* ACTIVITY *
Every line of the entries below that includes "label" belongs in the answer, copied as written.

* Excerpts from an interface dataset *
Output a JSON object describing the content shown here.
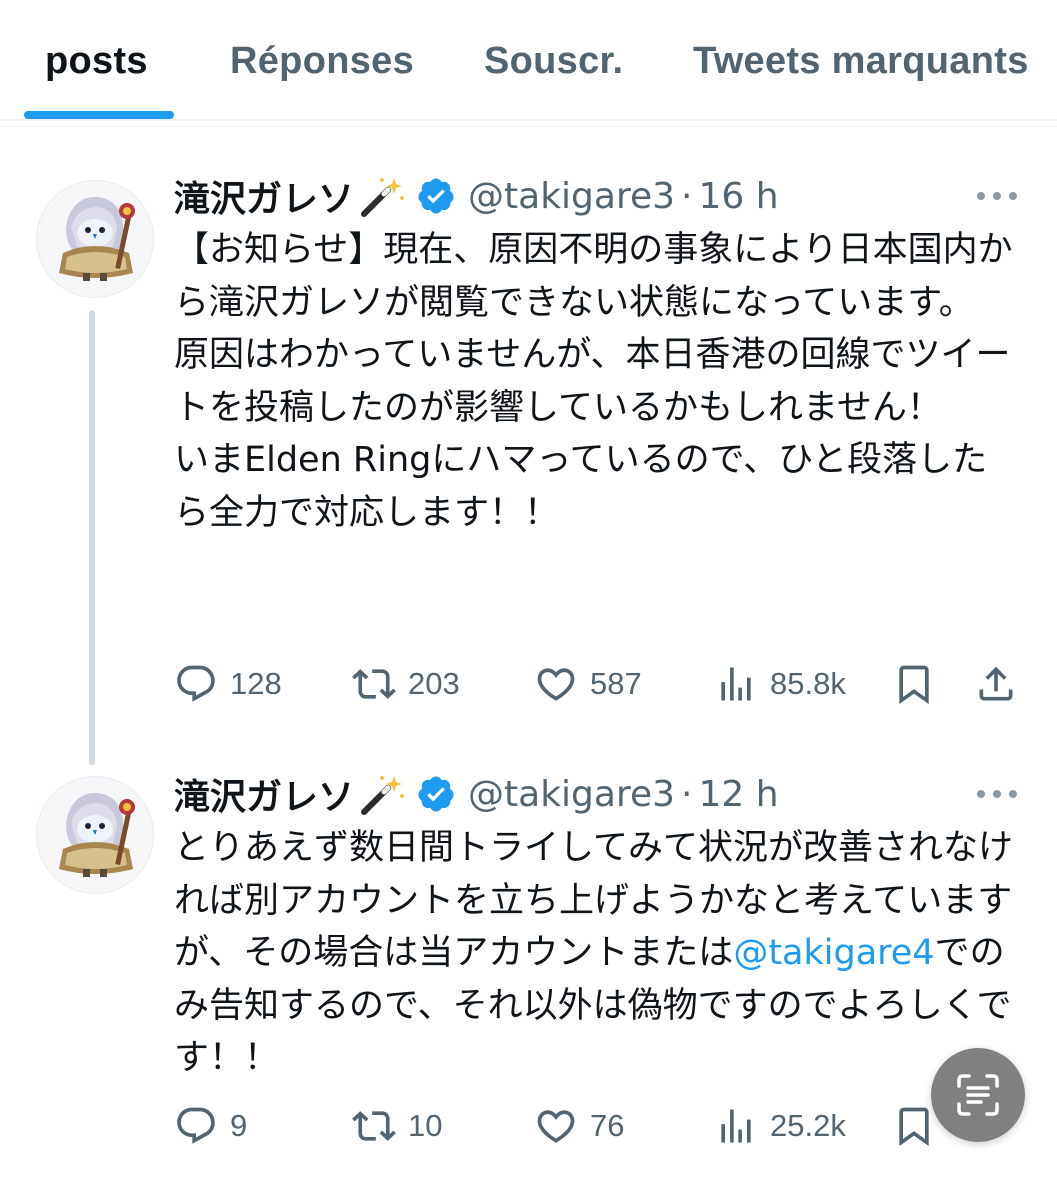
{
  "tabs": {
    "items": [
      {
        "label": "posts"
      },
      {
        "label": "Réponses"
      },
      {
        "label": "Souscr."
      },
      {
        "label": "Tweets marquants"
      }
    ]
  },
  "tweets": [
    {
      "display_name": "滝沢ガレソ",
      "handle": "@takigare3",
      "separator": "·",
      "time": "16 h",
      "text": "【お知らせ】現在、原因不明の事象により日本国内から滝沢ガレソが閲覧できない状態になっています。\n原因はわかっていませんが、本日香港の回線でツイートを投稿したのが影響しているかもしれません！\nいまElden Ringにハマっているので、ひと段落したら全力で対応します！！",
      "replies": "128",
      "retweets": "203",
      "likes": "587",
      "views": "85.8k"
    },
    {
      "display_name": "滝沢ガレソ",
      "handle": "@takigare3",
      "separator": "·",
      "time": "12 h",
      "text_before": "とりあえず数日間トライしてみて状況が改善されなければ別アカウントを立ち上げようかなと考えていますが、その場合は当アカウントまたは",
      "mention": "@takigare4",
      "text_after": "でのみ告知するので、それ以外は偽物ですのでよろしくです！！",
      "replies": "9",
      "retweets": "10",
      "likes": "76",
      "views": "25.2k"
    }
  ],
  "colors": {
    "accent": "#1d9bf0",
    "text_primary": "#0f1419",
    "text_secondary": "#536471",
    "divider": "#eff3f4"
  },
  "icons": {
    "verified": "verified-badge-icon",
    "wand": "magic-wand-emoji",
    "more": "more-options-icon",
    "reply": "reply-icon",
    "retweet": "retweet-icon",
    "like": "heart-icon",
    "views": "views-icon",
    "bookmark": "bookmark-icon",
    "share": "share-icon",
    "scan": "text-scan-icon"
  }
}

* ANSWER AREA *
        "label": "posts"
        "label": "Réponses"
        "label": "Souscr."
        "label": "Tweets marquants"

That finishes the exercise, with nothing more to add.